## ABOUT THIS EXERCISE
This exercise asks for a copy of each line in the records below with the word "JSON" in it.

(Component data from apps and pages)
····················
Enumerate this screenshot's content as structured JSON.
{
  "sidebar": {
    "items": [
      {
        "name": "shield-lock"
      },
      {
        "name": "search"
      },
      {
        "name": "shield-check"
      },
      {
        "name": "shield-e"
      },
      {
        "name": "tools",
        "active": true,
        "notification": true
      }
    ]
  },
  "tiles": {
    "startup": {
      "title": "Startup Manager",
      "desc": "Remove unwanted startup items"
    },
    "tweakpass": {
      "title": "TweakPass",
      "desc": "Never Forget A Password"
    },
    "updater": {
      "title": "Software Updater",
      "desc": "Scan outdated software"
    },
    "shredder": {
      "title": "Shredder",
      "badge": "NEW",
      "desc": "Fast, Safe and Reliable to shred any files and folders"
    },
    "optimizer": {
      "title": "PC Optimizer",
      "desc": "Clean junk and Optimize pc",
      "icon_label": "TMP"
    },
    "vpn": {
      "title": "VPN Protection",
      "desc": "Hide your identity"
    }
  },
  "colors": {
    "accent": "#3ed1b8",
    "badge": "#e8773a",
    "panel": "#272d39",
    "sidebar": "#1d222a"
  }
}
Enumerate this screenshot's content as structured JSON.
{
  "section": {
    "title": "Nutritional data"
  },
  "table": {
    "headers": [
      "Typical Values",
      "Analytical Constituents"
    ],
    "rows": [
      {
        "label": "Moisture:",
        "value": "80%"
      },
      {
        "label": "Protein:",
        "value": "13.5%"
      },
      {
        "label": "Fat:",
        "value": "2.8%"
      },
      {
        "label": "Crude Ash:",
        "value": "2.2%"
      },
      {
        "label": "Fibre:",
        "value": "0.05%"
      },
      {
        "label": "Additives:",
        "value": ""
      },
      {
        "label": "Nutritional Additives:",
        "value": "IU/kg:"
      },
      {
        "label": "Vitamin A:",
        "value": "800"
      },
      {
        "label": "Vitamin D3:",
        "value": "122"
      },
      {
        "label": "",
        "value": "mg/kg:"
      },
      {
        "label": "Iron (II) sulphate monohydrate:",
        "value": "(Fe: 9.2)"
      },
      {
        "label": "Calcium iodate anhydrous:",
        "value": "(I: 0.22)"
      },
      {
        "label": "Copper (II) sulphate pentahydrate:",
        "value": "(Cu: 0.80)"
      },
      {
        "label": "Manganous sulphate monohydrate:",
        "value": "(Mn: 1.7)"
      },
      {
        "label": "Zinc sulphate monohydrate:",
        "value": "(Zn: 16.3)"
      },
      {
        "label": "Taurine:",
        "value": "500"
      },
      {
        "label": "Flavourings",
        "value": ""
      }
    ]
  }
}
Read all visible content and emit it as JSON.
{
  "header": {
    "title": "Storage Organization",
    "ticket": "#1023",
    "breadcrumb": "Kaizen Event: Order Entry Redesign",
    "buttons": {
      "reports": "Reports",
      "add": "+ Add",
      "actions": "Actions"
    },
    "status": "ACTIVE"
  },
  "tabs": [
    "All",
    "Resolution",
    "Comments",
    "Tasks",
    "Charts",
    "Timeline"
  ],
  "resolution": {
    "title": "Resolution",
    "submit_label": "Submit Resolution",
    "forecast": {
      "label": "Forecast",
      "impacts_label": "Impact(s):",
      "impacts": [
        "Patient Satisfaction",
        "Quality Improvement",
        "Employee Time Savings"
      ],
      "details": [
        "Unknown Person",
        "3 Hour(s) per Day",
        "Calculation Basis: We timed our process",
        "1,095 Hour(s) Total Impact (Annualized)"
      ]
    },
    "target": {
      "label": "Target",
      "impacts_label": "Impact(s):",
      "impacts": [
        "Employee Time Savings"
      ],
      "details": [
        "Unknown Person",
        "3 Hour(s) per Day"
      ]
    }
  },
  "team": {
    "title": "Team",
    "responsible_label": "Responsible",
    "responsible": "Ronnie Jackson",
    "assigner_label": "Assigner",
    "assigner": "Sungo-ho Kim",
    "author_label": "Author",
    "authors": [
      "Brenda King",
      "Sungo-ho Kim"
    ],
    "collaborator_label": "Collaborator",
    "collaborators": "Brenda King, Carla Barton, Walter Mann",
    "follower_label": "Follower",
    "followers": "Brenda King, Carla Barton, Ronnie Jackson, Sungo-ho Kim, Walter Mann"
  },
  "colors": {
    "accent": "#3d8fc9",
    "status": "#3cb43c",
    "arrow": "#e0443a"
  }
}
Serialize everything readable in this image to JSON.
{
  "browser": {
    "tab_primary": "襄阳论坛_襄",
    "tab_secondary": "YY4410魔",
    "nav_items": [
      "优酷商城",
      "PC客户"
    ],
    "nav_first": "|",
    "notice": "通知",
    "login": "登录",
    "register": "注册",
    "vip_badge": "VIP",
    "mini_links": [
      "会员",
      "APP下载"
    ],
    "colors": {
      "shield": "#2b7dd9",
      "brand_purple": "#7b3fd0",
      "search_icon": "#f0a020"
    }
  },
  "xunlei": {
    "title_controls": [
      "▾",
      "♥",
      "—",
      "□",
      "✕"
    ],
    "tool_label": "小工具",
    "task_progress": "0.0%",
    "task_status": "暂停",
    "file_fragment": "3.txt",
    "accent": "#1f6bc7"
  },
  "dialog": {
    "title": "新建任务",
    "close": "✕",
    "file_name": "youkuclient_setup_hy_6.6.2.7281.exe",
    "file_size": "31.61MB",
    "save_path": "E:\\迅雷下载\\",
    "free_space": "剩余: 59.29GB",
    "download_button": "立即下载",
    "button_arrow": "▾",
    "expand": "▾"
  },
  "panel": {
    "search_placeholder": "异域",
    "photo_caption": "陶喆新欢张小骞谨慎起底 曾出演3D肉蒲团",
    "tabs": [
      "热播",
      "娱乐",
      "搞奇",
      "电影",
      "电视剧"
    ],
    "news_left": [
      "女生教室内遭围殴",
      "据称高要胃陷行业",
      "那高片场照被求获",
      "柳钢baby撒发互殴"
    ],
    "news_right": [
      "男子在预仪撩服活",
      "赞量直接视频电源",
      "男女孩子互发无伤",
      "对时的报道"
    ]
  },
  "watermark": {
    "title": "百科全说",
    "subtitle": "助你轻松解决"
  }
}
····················
## PROBLEM SOLUTION
Enumerate this screenshot's content as structured JSON.
Enumerate this screenshot's content as structured JSON.
Read all visible content and emit it as JSON.
Serialize everything readable in this image to JSON.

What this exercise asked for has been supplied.